The Lowitja Institute's approach to research places a high value on knowledge exchange and stakeholder involvement at every stage of the research, including priority setting, conducting research and implementing the findings. As a result, the research is developed in conjunction with stakeholders, thus increasing the likelihood that its products will be both feasible and acceptable in Aboriginal and Torres Strait Islander health care settings. We aim to address gaps in knowledge that could enable stakeholders to work together to implement policy goals and programs in a more timely way with a greater focus on delivery.
The overarching strategy for the Cooperative Research Centre for Aboriginal and Torres Strait Islander Health (CRCATSIH: 2010–2014) research agenda is to produce the knowledge, tools and resources by which those who use the research, such as primary heath care providers, can enhance positive health outcomes for Aboriginal and Torres Strait Islander people. We have a particular focus on implementation research to ensure interventions with demonstrated efficacy are embedded and scaled up within health systems.
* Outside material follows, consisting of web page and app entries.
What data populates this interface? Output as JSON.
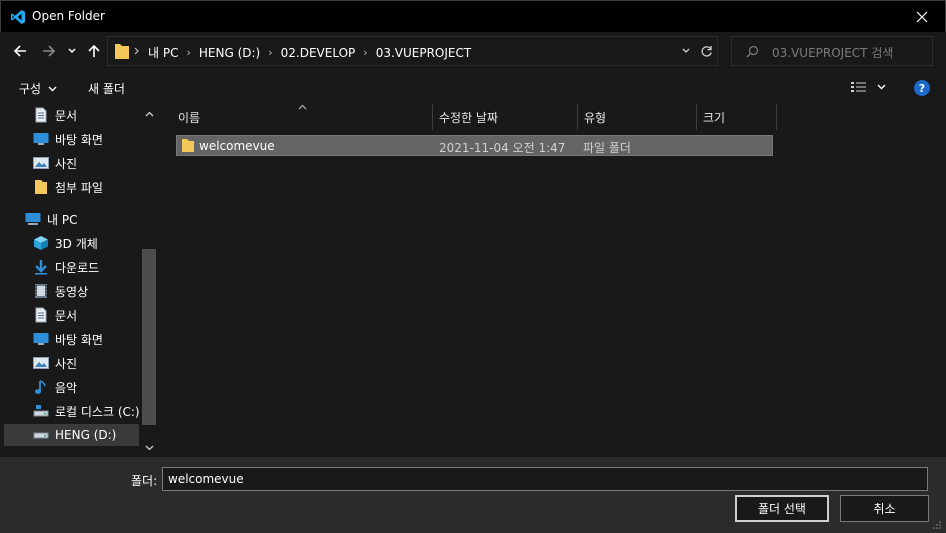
{
  "window": {
    "title": "Open Folder",
    "close_glyph": "✕"
  },
  "address": {
    "crumbs": [
      "내 PC",
      "HENG (D:)",
      "02.DEVELOP",
      "03.VUEPROJECT"
    ]
  },
  "search": {
    "placeholder": "03.VUEPROJECT 검색"
  },
  "toolbar": {
    "organize_label": "구성",
    "new_folder_label": "새 폴더",
    "help_label": "?"
  },
  "nav": {
    "items": [
      {
        "label": "문서",
        "icon": "document-icon"
      },
      {
        "label": "바탕 화면",
        "icon": "desktop-icon"
      },
      {
        "label": "사진",
        "icon": "pictures-icon"
      },
      {
        "label": "첨부 파일",
        "icon": "folder-icon"
      },
      {
        "label": "내 PC",
        "icon": "pc-icon"
      },
      {
        "label": "3D 개체",
        "icon": "3d-objects-icon"
      },
      {
        "label": "다운로드",
        "icon": "download-icon"
      },
      {
        "label": "동영상",
        "icon": "video-icon"
      },
      {
        "label": "문서",
        "icon": "document-icon"
      },
      {
        "label": "바탕 화면",
        "icon": "desktop-icon"
      },
      {
        "label": "사진",
        "icon": "pictures-icon"
      },
      {
        "label": "음악",
        "icon": "music-icon"
      },
      {
        "label": "로컬 디스크 (C:)",
        "icon": "drive-icon"
      },
      {
        "label": "HENG (D:)",
        "icon": "drive-icon"
      }
    ]
  },
  "files": {
    "columns": [
      "이름",
      "수정한 날짜",
      "유형",
      "크기"
    ],
    "rows": [
      {
        "name": "welcomevue",
        "modified": "2021-11-04 오전 1:47",
        "type": "파일 폴더",
        "size": ""
      }
    ]
  },
  "bottom": {
    "folder_label": "폴더:",
    "folder_value": "welcomevue",
    "select_button": "폴더 선택",
    "cancel_button": "취소"
  },
  "colors": {
    "accent": "#1b6ac9",
    "folder": "#f3c85a",
    "vscode_blue": "#23a9f2"
  }
}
However, we will also invest in developing new knowledge and evaluating interventions in response to emerging priorities.
Our approach builds on what was developed in our predecessor organisations:
The Cooperative Research Centre for Aboriginal Health (CRCAH: 2003–2009) developed the Facilitated Development Approach (FDA) to ensure that Aboriginal and Torres Strait Islander people had input into the research processes at every stage of the project from developing priorities, in doing the research and in making sure the research was used at the end.
The Cooperative Research Centre for Aboriginal and Tropical Health (CRCATH: 1997–2003) developed the Indigenous Research Reform Agenda (IRRA) to articulate the broad agenda of reform to ensure that research was controlled by and provided benefits to Aboriginal and Torres Strait Islander people.